From a purely mathematical perspective, it doesn’t really seem as though high-altitude running should present a problem.  After all, if you can breathe faster (and deeper), you should be able to make respiratory adjustments that get you just as much oxygen per unit time at elevation as you’d get lower down, right?  Unfortunately, it’s not that simple.  With each breath, you do two things.  You bring oxygen in, and you exhale carbon dioxide, which is a metabolic waste product.  Your cells produce carbon dioxide as they burn fuel to generate energy.  You don’t use the carbon dioxide for anything, so it hitches a ride in the blood to the lungs, and you get rid of it with each breath out.  If you inhale more (to breathe in more oxygen), you’re also exhaling more, which means you’re expelling more carbon dioxide.  While this doesn’t appear problematic on the surface (after all, carbon dioxide is a waste product, right?), this is where we get into some sticky chemistry.

Carbon dioxide IS a waste product, but it’s also acidic.  Having a certain amount of it in your blood (on its way to the lungs to be exhaled) helps your body maintain a constant pH.  Just as you need to maintain a nearly constant body temperature for everything to function correctly, you also need to maintain a nearly constant pH.  If you exhale too much, you lose too much acidity (in other words, your blood becomes too basic).  This has all sorts of negative ramifications for your cells and organs, so your body won’t let you do it.  In fact, if you purposely hyperventilate, you’ll start feeling very lightheaded.  If you keep it up, you’ll pass out; this is basically your body’s way of saying, “If you can’t handle the breathing responsibly, I’ll handle it for you for a while.”  This also explains why we tell people who are panicking and hyperventilating to breathe into a paper bag; it forces them to re-breathe some of the exhaled carbon dioxide, which helps keep the blood from getting too basic, and helps prevent fainting.
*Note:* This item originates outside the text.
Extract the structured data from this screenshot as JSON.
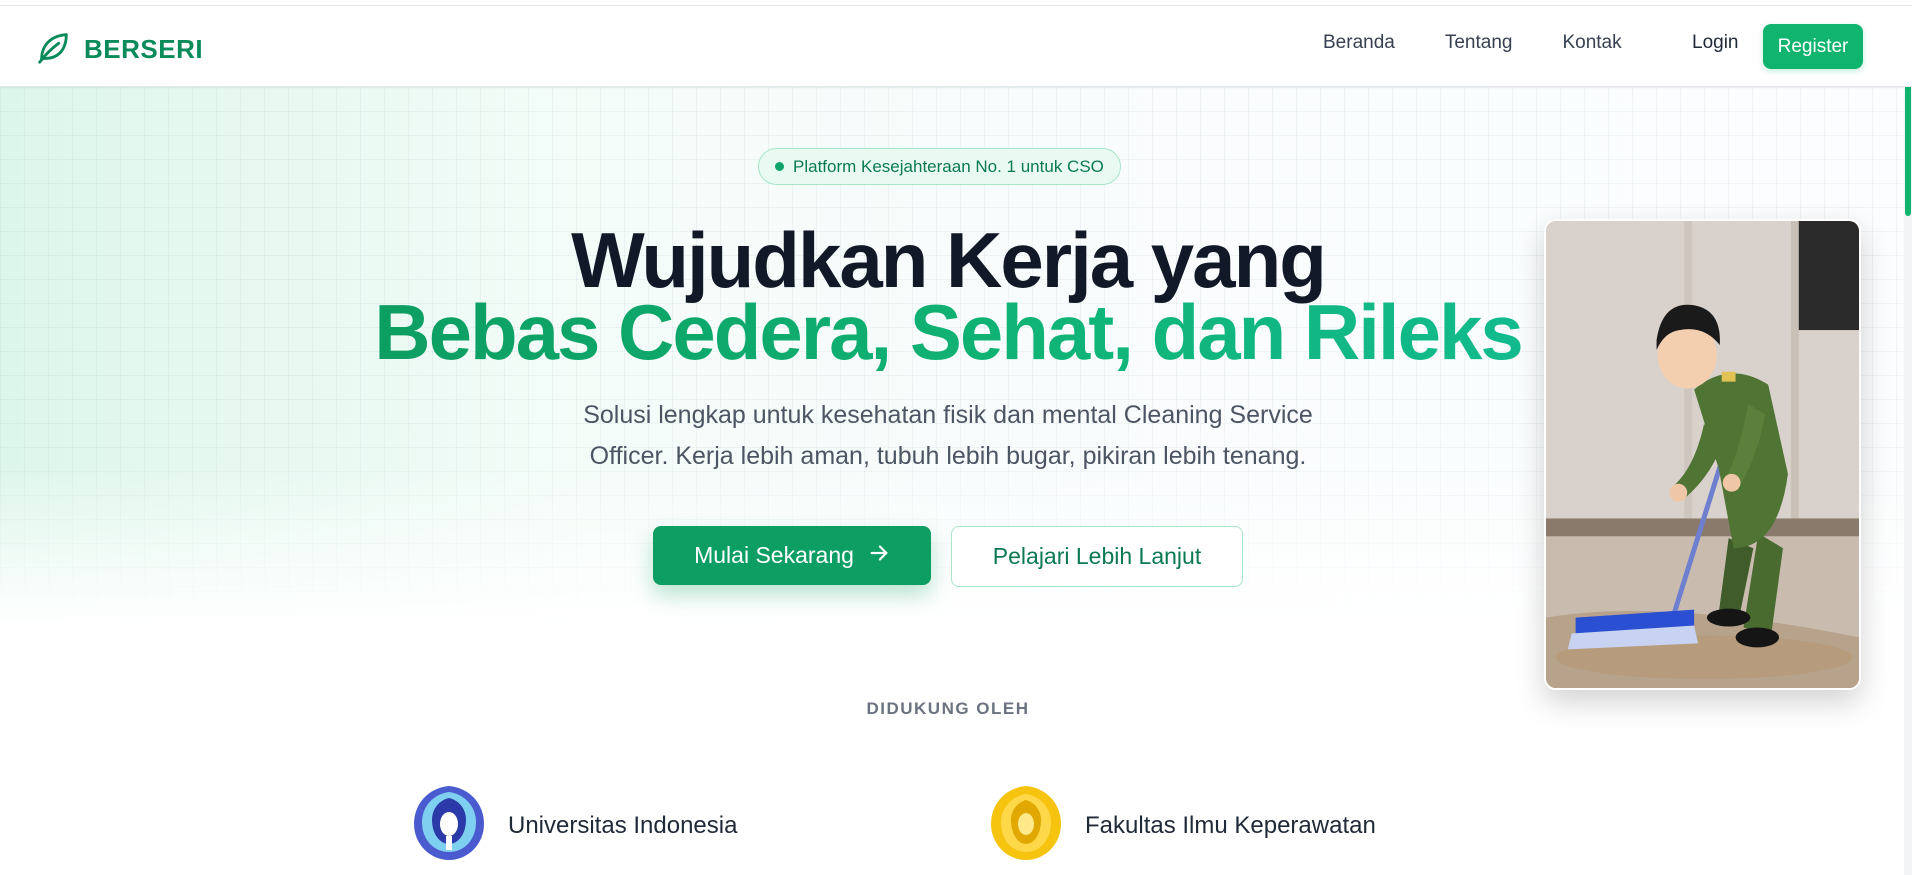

So, long story short, your body can make accommodations up to a certain altitude — most people who live at or just above sea level feel fine up to 6000-7000 feet in elevation — by breathing a little more and a little harder.  If you go any higher, though, you simply can’t adjust your breathing enough to get all the oxygen you need without impacting your pH, and your body won’t allow that.  Consequently, at high altitude, you’re always in a bit of oxygen debt, which limits performance.  Elite athletes deal with this by either living at altitude (one of the reasons Colorado is so popular with athletes) or by sleeping in an altitude tent.  Either of these forces the body to make long-term changes to physiology — for instance, you produce more red blood cells, which increases the oxygen-carrying capacity of the blood — so that performance isn’t limited at high altitude.  These long-term changes take many weeks to kick in, but if you’re a lowlander, you can improve your performance at your next high-altitude race by arriving as many days in advance as possible.  Over a period of just a few days, your body adapts by increasing the kidneys’ excretion of bicarbonate (a base in the blood).  This helps to adjust blood pH, and allows greater respiratory adaptation without as significant an impact on body pH.
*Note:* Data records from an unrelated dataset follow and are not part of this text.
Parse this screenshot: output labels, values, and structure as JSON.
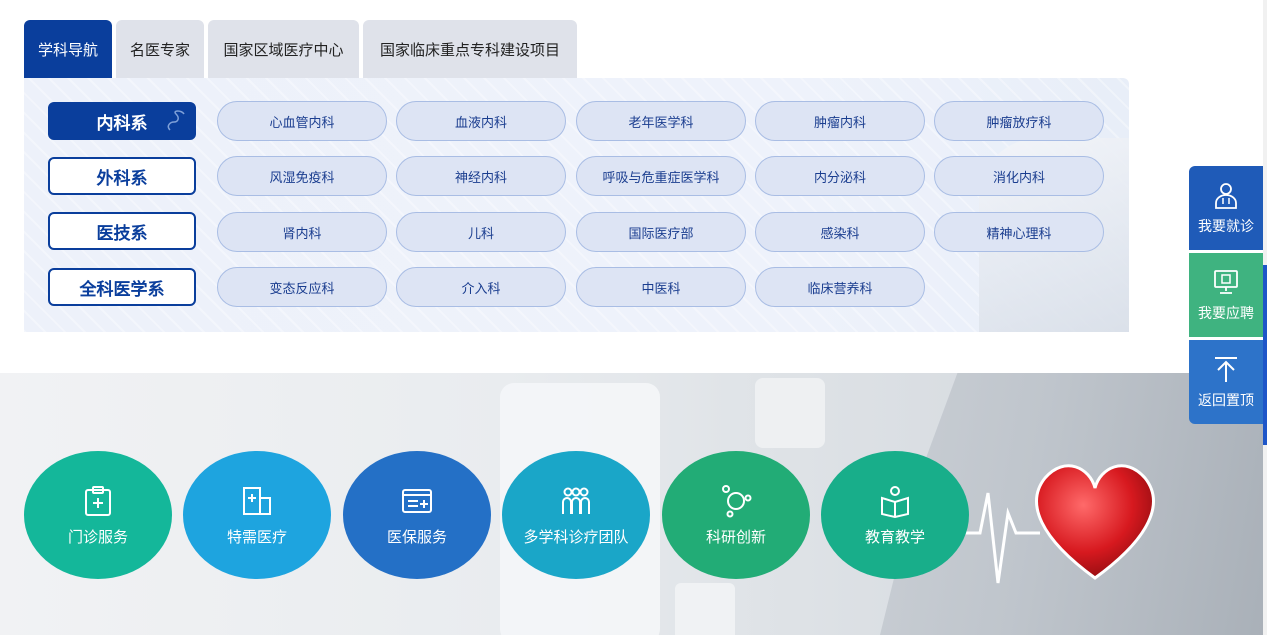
{
  "tabs": [
    "学科导航",
    "名医专家",
    "国家区域医疗中心",
    "国家临床重点专科建设项目"
  ],
  "categories": [
    "内科系",
    "外科系",
    "医技系",
    "全科医学系"
  ],
  "departments": [
    [
      "心血管内科",
      "血液内科",
      "老年医学科",
      "肿瘤内科",
      "肿瘤放疗科"
    ],
    [
      "风湿免疫科",
      "神经内科",
      "呼吸与危重症医学科",
      "内分泌科",
      "消化内科"
    ],
    [
      "肾内科",
      "儿科",
      "国际医疗部",
      "感染科",
      "精神心理科"
    ],
    [
      "变态反应科",
      "介入科",
      "中医科",
      "临床营养科"
    ]
  ],
  "services": [
    {
      "label": "门诊服务",
      "icon": "clipboard-plus-icon",
      "color": "#14b79a"
    },
    {
      "label": "特需医疗",
      "icon": "hospital-building-icon",
      "color": "#1ea4df"
    },
    {
      "label": "医保服务",
      "icon": "insurance-card-icon",
      "color": "#2470c6"
    },
    {
      "label": "多学科诊疗团队",
      "icon": "team-icon",
      "color": "#1aa6c8"
    },
    {
      "label": "科研创新",
      "icon": "molecule-icon",
      "color": "#22ac76"
    },
    {
      "label": "教育教学",
      "icon": "book-reader-icon",
      "color": "#18ae8a"
    }
  ],
  "side": [
    {
      "label": "我要就诊",
      "icon": "doctor-icon",
      "color": "#1f5bb8"
    },
    {
      "label": "我要应聘",
      "icon": "monitor-icon",
      "color": "#3fb380"
    },
    {
      "label": "返回置顶",
      "icon": "arrow-up-icon",
      "color": "#2d73c9"
    }
  ]
}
6 Responses to The Chemistry of High-Altitude Running

  1. mkreuzer says:

    Great Post. I wondered what was going on. Is there any other way to adjust you’re body chemistry (non doping) to support the red blood cell capacity or the CO2 pH balance?

  2. Kirstin says:

    Well, acetazolamize (Diamox) helps increase the rate at which your body makes the kidney/bicarbonate adaptation…but I don’t know whether it affects athletic performance negatively. I’ll look into it.

  3. […] that reality. My body is experiencing changes in it’s chemistry, like those discussed in this article by Dr. […]

  4. […] The chemistry of high altitude running. […]

  5. […] (therefore VO2 Max) after about 24-48 hours. Want to know more about the chemistry behind this? Here’s a pretty good explanation.  That means that you may not feel the effects of altitude sickness […]

Leave a Reply

Your email address will not be published. Required fields are marked *